Task to complete — Please go line by line and repeat the data below exactly, with no images.

Entries supplied —
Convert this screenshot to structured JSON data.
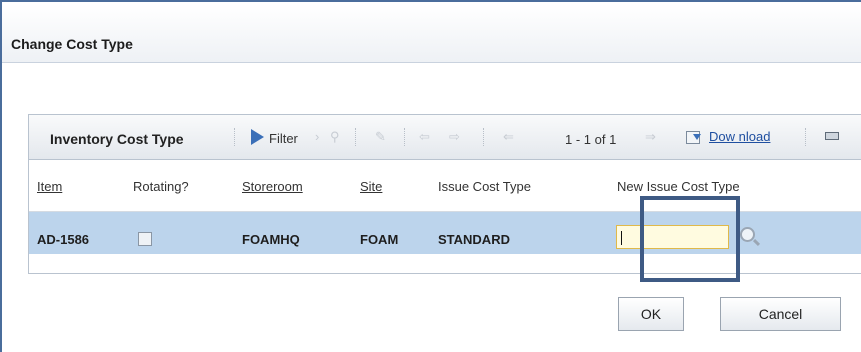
{
  "dialog": {
    "title": "Change Cost Type"
  },
  "table": {
    "title": "Inventory Cost Type",
    "toolbar": {
      "filter_label": "Filter",
      "page_info": "1 - 1 of 1",
      "download_label": "Dow nload"
    },
    "columns": [
      {
        "label": "Item",
        "link": true
      },
      {
        "label": "Rotating?",
        "link": false
      },
      {
        "label": "Storeroom",
        "link": true
      },
      {
        "label": "Site",
        "link": true
      },
      {
        "label": "Issue Cost Type",
        "link": false
      },
      {
        "label": "New Issue Cost Type",
        "link": false
      }
    ],
    "rows": [
      {
        "item": "AD-1586",
        "rotating": false,
        "storeroom": "FOAMHQ",
        "site": "FOAM",
        "issue_cost_type": "STANDARD",
        "new_issue_cost_type": ""
      }
    ]
  },
  "buttons": {
    "ok": "OK",
    "cancel": "Cancel"
  },
  "colors": {
    "row_selected": "#bcd4ec",
    "link": "#1f4fa0",
    "highlight_box": "#3e5a84",
    "input_focus": "#fffbe0"
  },
  "icons": [
    "filter-icon",
    "download-icon",
    "lookup-icon",
    "table-menu-icon"
  ]
}
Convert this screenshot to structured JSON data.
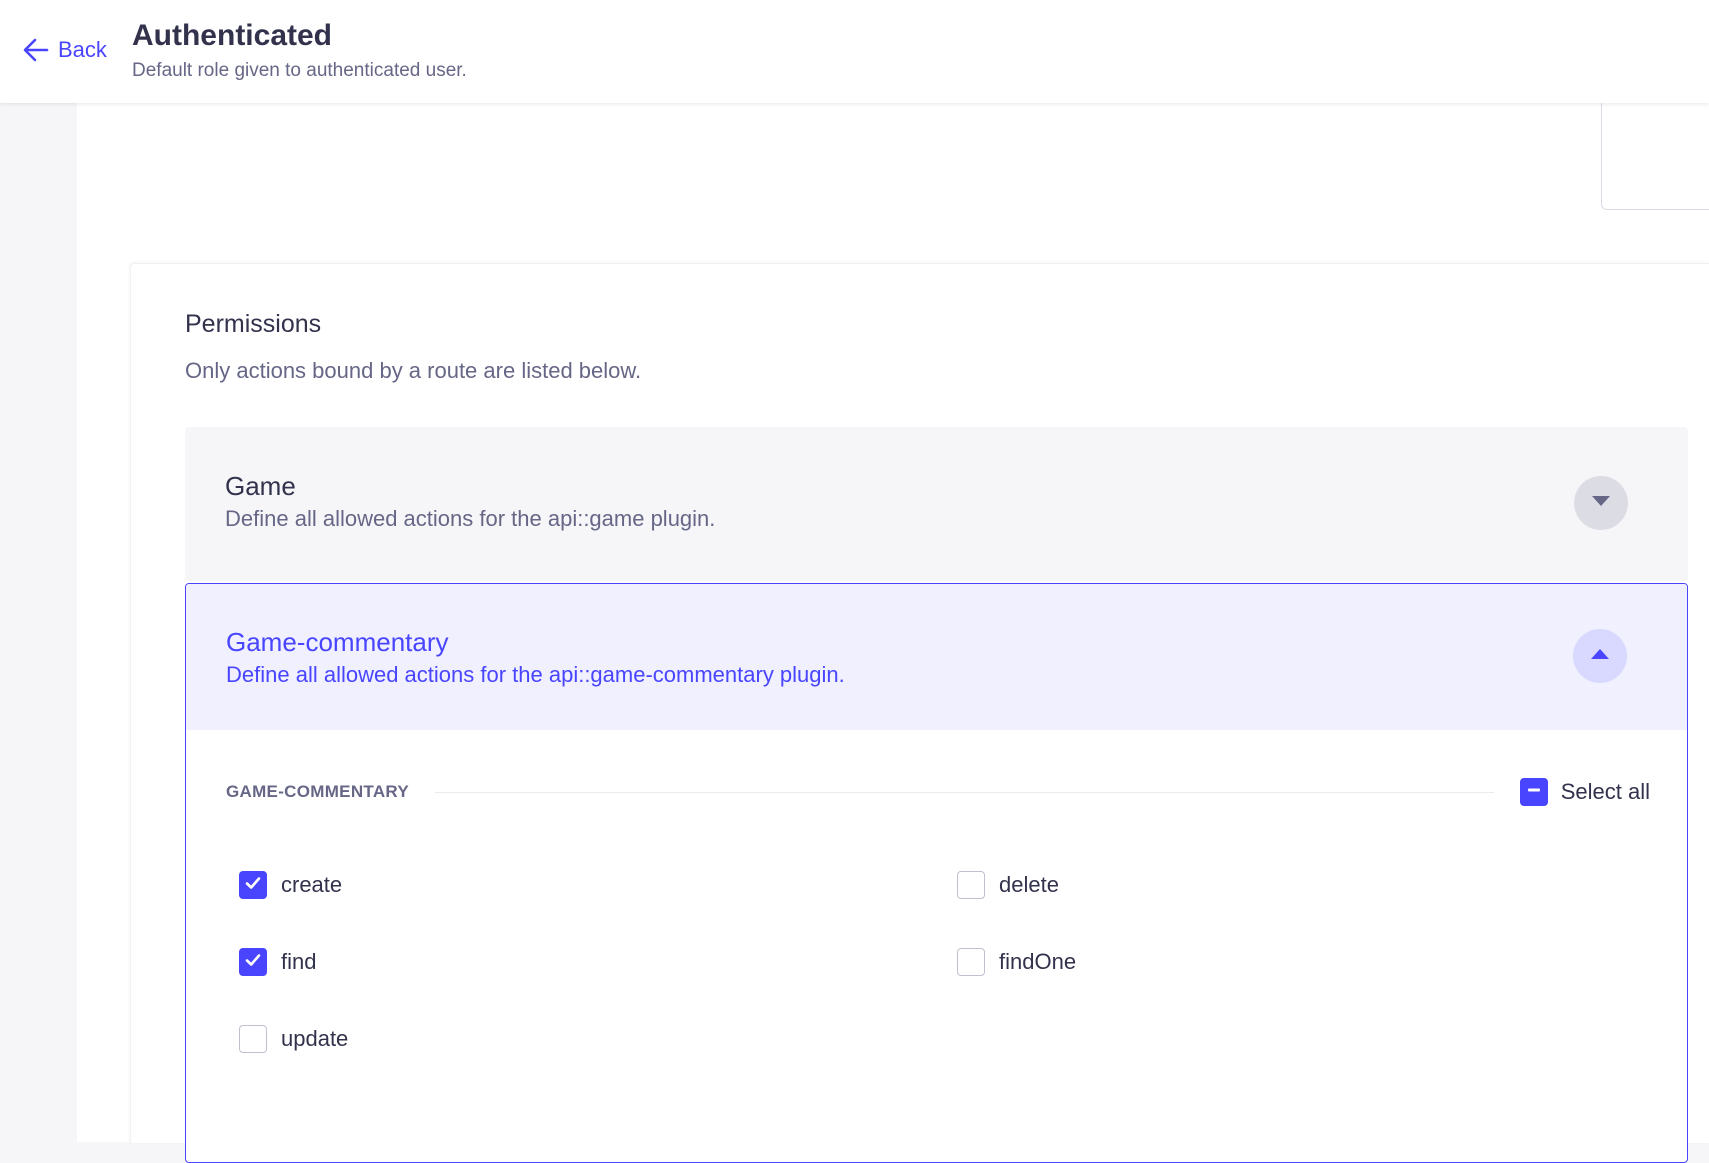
{
  "header": {
    "back_label": "Back",
    "title": "Authenticated",
    "subtitle": "Default role given to authenticated user."
  },
  "permissions": {
    "title": "Permissions",
    "subtitle": "Only actions bound by a route are listed below.",
    "accordions": [
      {
        "name": "Game",
        "description": "Define all allowed actions for the api::game plugin.",
        "expanded": false
      },
      {
        "name": "Game-commentary",
        "description": "Define all allowed actions for the api::game-commentary plugin.",
        "expanded": true,
        "group": {
          "label": "GAME-COMMENTARY",
          "select_all_label": "Select all",
          "select_all_state": "indeterminate",
          "actions": [
            {
              "label": "create",
              "checked": true
            },
            {
              "label": "delete",
              "checked": false
            },
            {
              "label": "find",
              "checked": true
            },
            {
              "label": "findOne",
              "checked": false
            },
            {
              "label": "update",
              "checked": false
            }
          ]
        }
      }
    ]
  },
  "colors": {
    "primary": "#4945ff",
    "primary_light": "#f0f0ff",
    "neutral_text": "#32324d",
    "muted_text": "#666687",
    "border": "#c0c0cf"
  },
  "icons": {
    "back": "arrow-left-icon",
    "collapse_closed": "caret-down-icon",
    "collapse_open": "caret-up-icon",
    "checked": "check-icon",
    "indeterminate": "minus-icon"
  }
}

Output —
Convert this screenshot to structured JSON data.
{
  "dialog": {
    "title": "Change Cost Type"
  },
  "table": {
    "title": "Inventory Cost Type",
    "toolbar": {
      "filter_label": "Filter",
      "page_info": "1 - 1 of 1",
      "download_label": "Dow nload"
    },
    "columns": [
      {
        "label": "Item",
        "link": true
      },
      {
        "label": "Rotating?",
        "link": false
      },
      {
        "label": "Storeroom",
        "link": true
      },
      {
        "label": "Site",
        "link": true
      },
      {
        "label": "Issue Cost Type",
        "link": false
      },
      {
        "label": "New Issue Cost Type",
        "link": false
      }
    ],
    "rows": [
      {
        "item": "AD-1586",
        "rotating": false,
        "storeroom": "FOAMHQ",
        "site": "FOAM",
        "issue_cost_type": "STANDARD",
        "new_issue_cost_type": ""
      }
    ]
  },
  "buttons": {
    "ok": "OK",
    "cancel": "Cancel"
  },
  "colors": {
    "row_selected": "#bcd4ec",
    "link": "#1f4fa0",
    "highlight_box": "#3e5a84",
    "input_focus": "#fffbe0"
  },
  "icons": [
    "filter-icon",
    "download-icon",
    "lookup-icon",
    "table-menu-icon"
  ]
}
Convert this screenshot to structured JSON data.
{
  "header": {
    "back_label": "Back",
    "title": "Authenticated",
    "subtitle": "Default role given to authenticated user."
  },
  "permissions": {
    "title": "Permissions",
    "subtitle": "Only actions bound by a route are listed below.",
    "accordions": [
      {
        "name": "Game",
        "description": "Define all allowed actions for the api::game plugin.",
        "expanded": false
      },
      {
        "name": "Game-commentary",
        "description": "Define all allowed actions for the api::game-commentary plugin.",
        "expanded": true,
        "group": {
          "label": "GAME-COMMENTARY",
          "select_all_label": "Select all",
          "select_all_state": "indeterminate",
          "actions": [
            {
              "label": "create",
              "checked": true
            },
            {
              "label": "delete",
              "checked": false
            },
            {
              "label": "find",
              "checked": true
            },
            {
              "label": "findOne",
              "checked": false
            },
            {
              "label": "update",
              "checked": false
            }
          ]
        }
      }
    ]
  },
  "colors": {
    "primary": "#4945ff",
    "primary_light": "#f0f0ff",
    "neutral_text": "#32324d",
    "muted_text": "#666687",
    "border": "#c0c0cf"
  },
  "icons": {
    "back": "arrow-left-icon",
    "collapse_closed": "caret-down-icon",
    "collapse_open": "caret-up-icon",
    "checked": "check-icon",
    "indeterminate": "minus-icon"
  }
}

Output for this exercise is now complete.